_Assigned task_
Among the lines of the listing below, count those with the string "JSON". Give the number and no commentary.

_Material to process_
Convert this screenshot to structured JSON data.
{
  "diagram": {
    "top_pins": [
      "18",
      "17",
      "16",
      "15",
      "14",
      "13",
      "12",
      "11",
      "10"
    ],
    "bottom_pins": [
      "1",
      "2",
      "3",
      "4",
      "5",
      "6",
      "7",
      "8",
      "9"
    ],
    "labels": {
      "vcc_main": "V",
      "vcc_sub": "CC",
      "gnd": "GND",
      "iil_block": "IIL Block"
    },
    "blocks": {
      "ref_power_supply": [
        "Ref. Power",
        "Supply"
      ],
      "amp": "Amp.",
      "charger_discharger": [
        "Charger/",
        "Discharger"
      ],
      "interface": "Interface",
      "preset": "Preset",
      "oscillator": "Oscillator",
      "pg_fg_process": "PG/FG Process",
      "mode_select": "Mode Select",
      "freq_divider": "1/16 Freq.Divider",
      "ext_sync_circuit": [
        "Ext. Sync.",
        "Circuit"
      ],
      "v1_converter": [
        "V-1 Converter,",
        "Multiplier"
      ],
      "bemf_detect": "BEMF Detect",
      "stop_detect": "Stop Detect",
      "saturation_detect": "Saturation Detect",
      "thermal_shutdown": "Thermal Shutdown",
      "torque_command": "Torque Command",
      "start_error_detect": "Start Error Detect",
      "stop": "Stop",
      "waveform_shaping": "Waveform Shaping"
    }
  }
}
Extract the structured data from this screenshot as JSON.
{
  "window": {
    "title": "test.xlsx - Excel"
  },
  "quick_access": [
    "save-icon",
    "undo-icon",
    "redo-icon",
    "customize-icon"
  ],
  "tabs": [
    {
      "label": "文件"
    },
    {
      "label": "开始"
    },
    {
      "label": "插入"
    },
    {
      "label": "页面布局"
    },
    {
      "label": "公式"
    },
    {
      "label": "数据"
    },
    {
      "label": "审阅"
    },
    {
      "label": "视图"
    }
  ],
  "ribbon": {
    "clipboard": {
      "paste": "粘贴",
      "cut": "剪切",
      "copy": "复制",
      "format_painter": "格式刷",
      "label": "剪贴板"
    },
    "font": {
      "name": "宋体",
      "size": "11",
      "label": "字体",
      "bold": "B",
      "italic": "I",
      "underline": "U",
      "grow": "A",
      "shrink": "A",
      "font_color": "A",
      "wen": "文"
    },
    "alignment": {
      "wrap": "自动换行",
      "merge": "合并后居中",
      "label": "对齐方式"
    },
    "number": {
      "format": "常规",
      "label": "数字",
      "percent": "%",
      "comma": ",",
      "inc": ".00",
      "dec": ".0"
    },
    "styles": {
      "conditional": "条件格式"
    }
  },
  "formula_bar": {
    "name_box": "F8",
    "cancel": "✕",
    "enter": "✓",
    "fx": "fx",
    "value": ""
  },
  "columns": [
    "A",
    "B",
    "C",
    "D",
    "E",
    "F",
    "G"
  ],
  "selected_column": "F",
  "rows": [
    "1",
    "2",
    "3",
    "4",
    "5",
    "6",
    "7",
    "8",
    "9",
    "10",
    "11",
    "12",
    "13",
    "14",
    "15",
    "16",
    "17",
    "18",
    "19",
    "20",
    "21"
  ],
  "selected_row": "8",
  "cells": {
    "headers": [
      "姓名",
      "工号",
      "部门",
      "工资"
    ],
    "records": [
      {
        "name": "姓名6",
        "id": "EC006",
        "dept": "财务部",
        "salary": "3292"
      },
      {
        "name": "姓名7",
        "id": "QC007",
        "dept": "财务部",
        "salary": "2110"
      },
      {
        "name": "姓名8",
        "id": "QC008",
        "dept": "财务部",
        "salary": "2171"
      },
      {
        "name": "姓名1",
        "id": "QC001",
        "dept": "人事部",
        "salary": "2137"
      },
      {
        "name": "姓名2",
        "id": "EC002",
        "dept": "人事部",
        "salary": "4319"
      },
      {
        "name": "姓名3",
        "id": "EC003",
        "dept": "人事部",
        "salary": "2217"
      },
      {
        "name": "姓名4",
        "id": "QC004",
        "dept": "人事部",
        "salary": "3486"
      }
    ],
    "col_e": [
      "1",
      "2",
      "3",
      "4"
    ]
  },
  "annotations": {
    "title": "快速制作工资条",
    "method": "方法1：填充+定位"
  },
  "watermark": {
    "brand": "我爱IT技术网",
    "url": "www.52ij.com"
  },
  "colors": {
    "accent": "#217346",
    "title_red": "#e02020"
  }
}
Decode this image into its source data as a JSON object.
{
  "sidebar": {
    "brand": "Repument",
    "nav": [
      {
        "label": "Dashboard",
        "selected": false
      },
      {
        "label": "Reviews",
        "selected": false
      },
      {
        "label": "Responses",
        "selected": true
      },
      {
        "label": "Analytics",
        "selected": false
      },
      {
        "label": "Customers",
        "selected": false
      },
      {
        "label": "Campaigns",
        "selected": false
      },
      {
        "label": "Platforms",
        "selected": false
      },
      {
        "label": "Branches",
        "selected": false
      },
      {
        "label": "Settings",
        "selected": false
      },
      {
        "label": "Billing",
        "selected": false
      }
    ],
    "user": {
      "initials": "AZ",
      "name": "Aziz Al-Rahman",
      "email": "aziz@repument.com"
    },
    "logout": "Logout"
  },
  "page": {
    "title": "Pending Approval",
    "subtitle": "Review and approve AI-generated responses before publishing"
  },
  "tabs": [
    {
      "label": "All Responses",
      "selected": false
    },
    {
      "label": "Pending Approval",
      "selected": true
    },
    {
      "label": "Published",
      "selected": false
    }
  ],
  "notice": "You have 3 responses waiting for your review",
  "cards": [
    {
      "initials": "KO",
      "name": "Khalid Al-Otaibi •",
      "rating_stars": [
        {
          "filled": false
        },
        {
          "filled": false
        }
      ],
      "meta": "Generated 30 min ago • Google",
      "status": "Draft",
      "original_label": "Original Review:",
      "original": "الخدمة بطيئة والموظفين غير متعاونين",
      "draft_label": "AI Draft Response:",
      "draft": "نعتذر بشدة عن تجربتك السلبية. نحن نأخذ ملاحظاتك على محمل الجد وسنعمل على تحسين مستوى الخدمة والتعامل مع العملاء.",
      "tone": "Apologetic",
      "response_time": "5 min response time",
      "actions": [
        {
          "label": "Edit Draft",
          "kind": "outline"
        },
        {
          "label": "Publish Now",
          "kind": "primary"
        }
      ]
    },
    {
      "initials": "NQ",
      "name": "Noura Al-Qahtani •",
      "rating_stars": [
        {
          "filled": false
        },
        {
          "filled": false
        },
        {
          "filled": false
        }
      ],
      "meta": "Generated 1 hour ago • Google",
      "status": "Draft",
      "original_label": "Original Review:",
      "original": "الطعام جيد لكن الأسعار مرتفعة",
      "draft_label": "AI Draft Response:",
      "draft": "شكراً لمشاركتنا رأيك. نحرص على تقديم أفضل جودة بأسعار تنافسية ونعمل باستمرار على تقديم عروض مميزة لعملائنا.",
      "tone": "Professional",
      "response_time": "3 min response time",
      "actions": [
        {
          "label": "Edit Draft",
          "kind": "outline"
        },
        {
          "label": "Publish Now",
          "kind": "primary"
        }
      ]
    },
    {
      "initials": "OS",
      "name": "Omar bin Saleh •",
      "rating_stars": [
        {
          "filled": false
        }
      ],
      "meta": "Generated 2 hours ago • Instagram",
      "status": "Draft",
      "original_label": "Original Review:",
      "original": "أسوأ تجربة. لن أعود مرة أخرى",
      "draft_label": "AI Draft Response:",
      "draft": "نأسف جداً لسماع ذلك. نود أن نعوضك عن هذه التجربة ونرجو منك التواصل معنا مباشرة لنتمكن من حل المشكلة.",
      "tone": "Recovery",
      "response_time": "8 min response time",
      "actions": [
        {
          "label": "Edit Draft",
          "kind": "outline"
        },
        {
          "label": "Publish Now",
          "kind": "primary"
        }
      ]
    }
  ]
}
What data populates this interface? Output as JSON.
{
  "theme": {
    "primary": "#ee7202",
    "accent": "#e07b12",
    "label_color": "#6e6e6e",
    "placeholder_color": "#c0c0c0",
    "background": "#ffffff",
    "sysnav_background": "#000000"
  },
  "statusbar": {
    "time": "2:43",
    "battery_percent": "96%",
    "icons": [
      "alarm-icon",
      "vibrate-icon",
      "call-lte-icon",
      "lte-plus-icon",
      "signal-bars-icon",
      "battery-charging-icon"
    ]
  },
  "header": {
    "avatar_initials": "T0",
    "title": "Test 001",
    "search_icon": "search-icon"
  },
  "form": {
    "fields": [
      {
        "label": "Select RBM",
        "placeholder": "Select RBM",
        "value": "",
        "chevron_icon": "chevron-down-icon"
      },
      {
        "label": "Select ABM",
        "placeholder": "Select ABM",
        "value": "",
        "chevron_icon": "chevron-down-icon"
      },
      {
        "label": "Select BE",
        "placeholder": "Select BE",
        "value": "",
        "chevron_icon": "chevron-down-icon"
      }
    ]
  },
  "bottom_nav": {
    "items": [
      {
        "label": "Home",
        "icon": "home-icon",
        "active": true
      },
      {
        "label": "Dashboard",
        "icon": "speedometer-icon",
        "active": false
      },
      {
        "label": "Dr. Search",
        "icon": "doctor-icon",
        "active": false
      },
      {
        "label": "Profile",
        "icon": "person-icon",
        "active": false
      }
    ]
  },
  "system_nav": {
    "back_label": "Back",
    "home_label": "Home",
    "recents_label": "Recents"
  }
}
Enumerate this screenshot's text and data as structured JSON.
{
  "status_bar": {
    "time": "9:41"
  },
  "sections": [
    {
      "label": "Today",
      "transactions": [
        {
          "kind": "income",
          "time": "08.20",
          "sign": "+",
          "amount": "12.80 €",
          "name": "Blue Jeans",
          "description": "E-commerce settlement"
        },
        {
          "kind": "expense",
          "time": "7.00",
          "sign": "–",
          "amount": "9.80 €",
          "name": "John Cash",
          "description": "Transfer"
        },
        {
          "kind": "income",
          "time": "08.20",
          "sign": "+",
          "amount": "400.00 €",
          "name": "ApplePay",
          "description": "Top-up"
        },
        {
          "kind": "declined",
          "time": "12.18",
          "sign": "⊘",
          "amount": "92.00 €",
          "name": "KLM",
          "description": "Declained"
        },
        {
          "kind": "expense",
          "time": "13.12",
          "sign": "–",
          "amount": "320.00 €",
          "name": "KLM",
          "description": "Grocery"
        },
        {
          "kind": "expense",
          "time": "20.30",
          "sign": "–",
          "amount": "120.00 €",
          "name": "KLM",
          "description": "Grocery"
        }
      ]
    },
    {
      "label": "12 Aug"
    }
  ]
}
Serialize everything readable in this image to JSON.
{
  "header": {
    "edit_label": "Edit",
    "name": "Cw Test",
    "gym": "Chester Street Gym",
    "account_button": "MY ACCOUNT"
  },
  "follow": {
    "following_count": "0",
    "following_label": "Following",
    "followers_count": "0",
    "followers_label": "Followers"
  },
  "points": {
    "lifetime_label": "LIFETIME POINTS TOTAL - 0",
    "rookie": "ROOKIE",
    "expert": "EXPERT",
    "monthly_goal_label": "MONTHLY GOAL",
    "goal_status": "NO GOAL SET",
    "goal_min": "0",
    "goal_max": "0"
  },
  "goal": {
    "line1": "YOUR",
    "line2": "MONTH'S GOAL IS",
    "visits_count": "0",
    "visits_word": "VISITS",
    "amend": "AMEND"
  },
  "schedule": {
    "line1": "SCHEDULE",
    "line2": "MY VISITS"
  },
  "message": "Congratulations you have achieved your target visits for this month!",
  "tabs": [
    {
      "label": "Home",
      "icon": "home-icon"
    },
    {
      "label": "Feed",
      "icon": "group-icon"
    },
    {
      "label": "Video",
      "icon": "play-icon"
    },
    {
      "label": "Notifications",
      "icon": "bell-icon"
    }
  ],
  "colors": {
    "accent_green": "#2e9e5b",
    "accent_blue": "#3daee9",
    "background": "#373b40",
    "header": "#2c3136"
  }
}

_Exercise solution_
6